It was Geraldo Rivera who dragged the television talk show into the gutter. It was Geraldo Rivera, promoting hate, promoting hysteria, that encouraged his competitors to set aside good taste, common sense, reason and a sense of fairness until now most of them resort too often, for example, to ambush television - drawing people out on to the stage so that before a nationwide audience other people can humiliate them, and all with an audience that cheers and laughs uncontrollably, blasting the ego of the program's unsuspecting victims. But is it any surprise that Geraldo Rivera would speak ill of his competitors after practically forcing them into the gutter that he made his kingdom, smugly acting so very much better than them? No. To my knowledge he has never admitted to dishonest pseudo-journalism during the height of the Satanic Panic, a panic that he more than anyone else fanned the flames of, nor has he ever to my knowledge accepted any of the responsibility for the lives damaged by his avaricious desire for attention, his obsessive desire for the sensational at the expense of truth, honesty and fairness.

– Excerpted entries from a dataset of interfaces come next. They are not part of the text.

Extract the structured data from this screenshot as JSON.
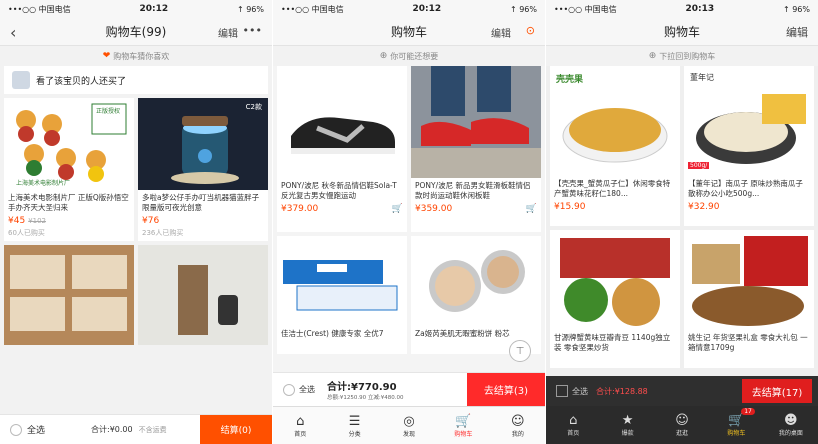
{
  "screen1": {
    "status": {
      "carrier": "•••○○ 中国电信",
      "time": "20:12",
      "battery": "↑ 96%"
    },
    "nav": {
      "title": "购物车(99)",
      "back": "‹",
      "edit": "编辑",
      "more": "•••"
    },
    "banner": "购物车猜你喜欢",
    "section": "看了该宝贝的人还买了",
    "products": [
      {
        "name": "上海美术电影制片厂 正版Q版孙悟空手办齐天大圣归来",
        "price": "¥45",
        "old": "¥102",
        "sold": "60人已购买",
        "caption": "上海美术电影制片厂",
        "corner": "正版授权"
      },
      {
        "name": "多啦a梦公仔手办叮当机器猫蓝胖子限量版可夜光创意",
        "price": "¥76",
        "sold": "236人已购买",
        "caption": "C2款"
      }
    ],
    "bottom": {
      "select_all": "全选",
      "total": "合计:¥0.00",
      "shipping": "不含运费",
      "checkout": "结算(0)"
    }
  },
  "screen2": {
    "status": {
      "carrier": "•••○○ 中国电信",
      "time": "20:12",
      "battery": "↑ 96%"
    },
    "nav": {
      "title": "购物车",
      "edit": "编辑",
      "msg": "⊙"
    },
    "banner": "你可能还想要",
    "products": [
      {
        "name": "PONY/波尼 秋冬新品情侣鞋Sola-T反光复古男女慢跑运动",
        "price": "¥379.00"
      },
      {
        "name": "PONY/波尼 新品男女鞋滑板鞋情侣款时尚运动鞋休闲板鞋",
        "price": "¥359.00"
      },
      {
        "name": "佳洁士(Crest) 健康专家 全优7",
        "price": ""
      },
      {
        "name": "Za姬芮美肌无暇蜜粉饼 粉芯",
        "price": ""
      }
    ],
    "bottom": {
      "select_all": "全选",
      "total": "合计:¥770.90",
      "sub": "总额:¥1250.90 立减:¥480.00",
      "checkout": "去结算(3)"
    },
    "tabs": [
      {
        "label": "首页",
        "icon": "⌂"
      },
      {
        "label": "分类",
        "icon": "☰"
      },
      {
        "label": "发现",
        "icon": "◎"
      },
      {
        "label": "购物车",
        "icon": "🛒"
      },
      {
        "label": "我的",
        "icon": "☺"
      }
    ]
  },
  "screen3": {
    "status": {
      "carrier": "•••○○ 中国电信",
      "time": "20:13",
      "battery": "↑ 96%"
    },
    "nav": {
      "title": "购物车",
      "edit": "编辑"
    },
    "banner": "下拉回到购物车",
    "products": [
      {
        "name": "【壳壳果_蟹黄瓜子仁】休闲零食特产蟹黄味花籽仁180...",
        "price": "¥15.90",
        "brand": "壳壳果"
      },
      {
        "name": "【董年记】南瓜子 原味炒熟南瓜子 散称办公小吃500g...",
        "price": "¥32.90",
        "brand": "董年记",
        "tag": "500g/"
      },
      {
        "name": "甘源牌蟹黄味豆瓣青豆 1140g独立装 零食坚果炒货",
        "price": ""
      },
      {
        "name": "姚生记 年货坚果礼盒 零食大礼包 一箱情意1709g",
        "price": ""
      }
    ],
    "bottom": {
      "select_all": "全选",
      "total": "合计:¥128.88",
      "checkout": "去结算(17)"
    },
    "tabs": [
      {
        "label": "首页",
        "icon": "⌂"
      },
      {
        "label": "爆款",
        "icon": "★"
      },
      {
        "label": "逛逛",
        "icon": "☺"
      },
      {
        "label": "购物车",
        "icon": "🛒",
        "badge": "17"
      },
      {
        "label": "我的桌面",
        "icon": "☻"
      }
    ]
  },
  "colors": {
    "accent": "#ff5000",
    "cart_red": "#ff2a2a",
    "price": "#ff4400",
    "dark_tab": "#2f2f2f"
  }
}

Oh, but Geraldo Rivera is a real journalist and his new talk show is so much better than all the rest, so much more responsible and down to earth.
Obviously Geraldo Rivera has [pardon my French] balls - BIG balls - but the size of one's testicles is no measure of manhood. A man, a real man, is an individual with a sense of responsibility, a sincere sense of responsibility, and that, obviously, Geraldo Rivera is lacking.
The worth of television will increase tremendously when Geraldo Rivera is forever and completely banished from the airwaves, his face, nose broken or healed, never again staring out at us from the TV tube. Man, that would be really tubular.